3 Simple Habits to Protect Your Identity


The New Year is the perfect time to start making identity protection a habit. Here are three ways you can start improving the way you safeguard your identity:
Monitor your credit report. According to the Federal Trade Commission, there is only one authorized source for free credit reports, and that’s AnnualCreditReport.com. You can reach them via their website or by calling 1-877-322-8228. 

There’s something to remember about your credit reports, though. You’re entitled to one free copy every twelve months from Experian, Equifax, and TransUnion, also known as the Big Three of credit reporting. So you could order just one this month, say, from Experian. In a few months, order one from Equifax. Finally, request one from TransUnion later on. This will give you an ongoing look at your credit report so you can stay on top of any shady activity. 
File your taxes early. Filing your tax return as early as possible can help prevent identity theft. This way, you can make sure your legitimate filing gets in before any thief has the chance to submit a fraudulent one. According to the IRS, frauds typically send in fake tax filings early in the year to get a taxpayers’ refund before they have the chance to. That’s why the IRS suggests filing earlier, as it lessens your chance of being victimized.

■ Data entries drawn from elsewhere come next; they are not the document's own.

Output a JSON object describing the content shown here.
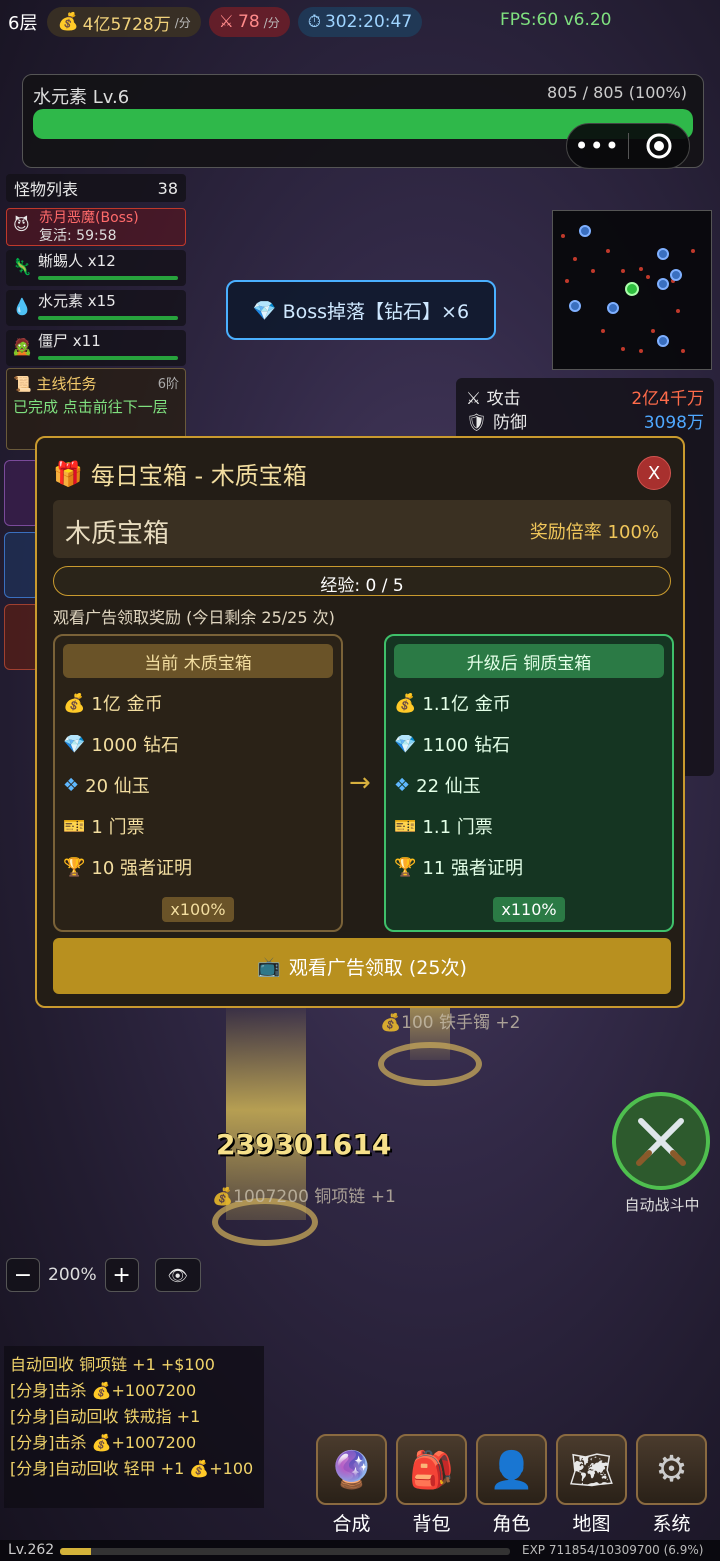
{
  "topbar": {
    "floor": "6层",
    "gold": "4亿5728万",
    "gold_unit": "/分",
    "attack": "78",
    "attack_unit": "/分",
    "time": "302:20:47",
    "fps": "FPS:60 v6.20"
  },
  "boss_hp": {
    "name": "水元素 Lv.6",
    "value": "805 / 805",
    "percent_text": "(100%)",
    "fraction": 1.0
  },
  "monster_list": {
    "title": "怪物列表",
    "count": "38",
    "boss": {
      "name": "赤月恶魔(Boss)",
      "respawn": "复活: 59:58"
    },
    "items": [
      {
        "label": "蜥蜴人 x12"
      },
      {
        "label": "水元素 x15"
      },
      {
        "label": "僵尸 x11"
      }
    ]
  },
  "quest": {
    "title": "主线任务",
    "tier": "6阶",
    "text": "已完成 点击前往下一层"
  },
  "drop_banner": {
    "text": "Boss掉落【钻石】×6"
  },
  "stats": [
    {
      "label": "攻击",
      "value": "2亿4千万",
      "color": "#ff6b4a"
    },
    {
      "label": "防御",
      "value": "3098万",
      "color": "#4fa8ff"
    }
  ],
  "modal": {
    "title": "每日宝箱 - 木质宝箱",
    "close_label": "X",
    "chest_name": "木质宝箱",
    "reward_rate": "奖励倍率 100%",
    "exp_text": "经验: 0 / 5",
    "exp_fraction": 0.0,
    "hint": "观看广告领取奖励 (今日剩余 25/25 次)",
    "arrow": "→",
    "current": {
      "header": "当前 木质宝箱",
      "rewards": [
        {
          "icon": "money-bag-icon",
          "text": "1亿 金币"
        },
        {
          "icon": "diamond-icon",
          "text": "1000 钻石"
        },
        {
          "icon": "jade-icon",
          "text": "20 仙玉"
        },
        {
          "icon": "ticket-icon",
          "text": "1 门票"
        },
        {
          "icon": "trophy-icon",
          "text": "10 强者证明"
        }
      ],
      "multiplier": "x100%"
    },
    "upgrade": {
      "header": "升级后 铜质宝箱",
      "rewards": [
        {
          "icon": "money-bag-icon",
          "text": "1.1亿 金币"
        },
        {
          "icon": "diamond-icon",
          "text": "1100 钻石"
        },
        {
          "icon": "jade-icon",
          "text": "22 仙玉"
        },
        {
          "icon": "ticket-icon",
          "text": "1.1 门票"
        },
        {
          "icon": "trophy-icon",
          "text": "11 强者证明"
        }
      ],
      "multiplier": "x110%"
    },
    "watch_button": "观看广告领取 (25次)"
  },
  "battlefield": {
    "damage_number": "239301614",
    "drop1": "1007200",
    "drop1_item": "铜项链 +1",
    "drop2": "100",
    "drop2_item": "铁手镯 +2"
  },
  "auto_fight": {
    "label": "自动战斗中"
  },
  "zoom": {
    "minus": "−",
    "value": "200%",
    "plus": "+"
  },
  "log": [
    "自动回收 铜项链 +1 +$100",
    "[分身]击杀 💰+1007200",
    "[分身]自动回收 铁戒指 +1",
    "[分身]击杀 💰+1007200",
    "[分身]自动回收 轻甲 +1 💰+100"
  ],
  "dock": [
    {
      "label": "合成",
      "icon": "crystal-ball-icon"
    },
    {
      "label": "背包",
      "icon": "backpack-icon"
    },
    {
      "label": "角色",
      "icon": "character-icon"
    },
    {
      "label": "地图",
      "icon": "map-icon"
    },
    {
      "label": "系统",
      "icon": "gear-icon"
    }
  ],
  "bottom": {
    "level": "Lv.262",
    "exp_text": "EXP 711854/10309700 (6.9%)",
    "exp_fraction": 0.069
  }
}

The IRS also recommends being vigilant in protecting your Social Security Number and computers to bolster this effort. If you receive a notice from the IRS that more than one tax return has been filed under your SSN, that you owe additional tax or refund offset for year that you didn’t file a return or if records indicate an employer you’ve never worked for or heard of, these are signs that a thief has compromised your identity through tax fraud.
Shred all documents. With all the digital resources out there, it sounds so outdated, but identity thieves still rifle through trash cans to retrieve documents containing sensitive personal information, giving them the access to compromise your identity. To prevent this, you should resolve to shred all documents containing any information you wouldn’t want in the hands of a thief, like all those receipts you have from your holiday shopping. You can start your shredding process by going through all old mail, bank account statements and bills. Consider investing in a cross-cut shredder, which ensures that a shredded document can never be put back together.